Stored data
-- Opening Marker --

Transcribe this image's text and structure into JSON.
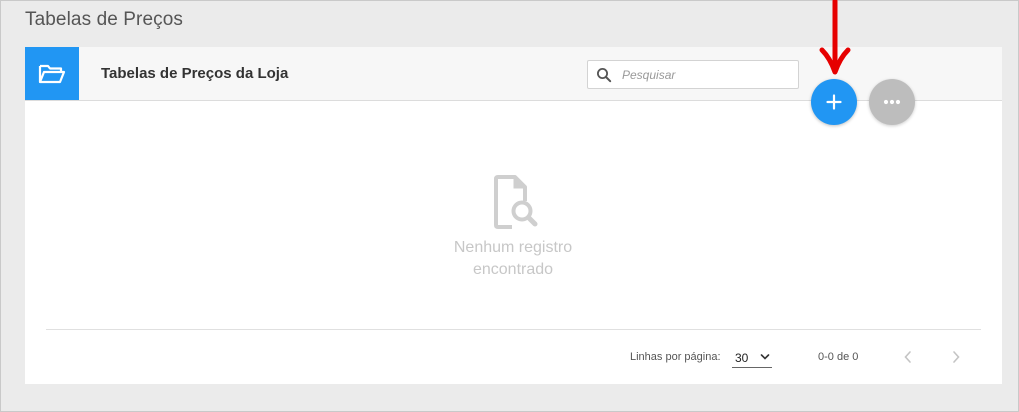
{
  "page": {
    "title": "Tabelas de Preços"
  },
  "card": {
    "title": "Tabelas de Preços da Loja",
    "folder_icon": "folder-open-icon",
    "accent_color": "#2196f3"
  },
  "search": {
    "placeholder": "Pesquisar",
    "value": "",
    "icon": "search-icon"
  },
  "actions": {
    "add_icon": "plus-icon",
    "more_icon": "more-horizontal-icon",
    "add_color": "#2196f3",
    "more_color": "#bdbdbd"
  },
  "annotation": {
    "arrow_color": "#e60000",
    "icon": "red-arrow-down-icon"
  },
  "empty_state": {
    "icon": "file-search-icon",
    "line1": "Nenhum registro",
    "line2": "encontrado"
  },
  "pagination": {
    "rows_label": "Linhas por página:",
    "rows_value": "30",
    "range_text": "0-0 de 0",
    "prev_icon": "chevron-left-icon",
    "next_icon": "chevron-right-icon"
  }
}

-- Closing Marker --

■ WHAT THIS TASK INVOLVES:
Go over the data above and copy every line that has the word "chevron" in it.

■ ANSWER TO THIS EXERCISE:
    "prev_icon": "chevron-left-icon",
    "next_icon": "chevron-right-icon"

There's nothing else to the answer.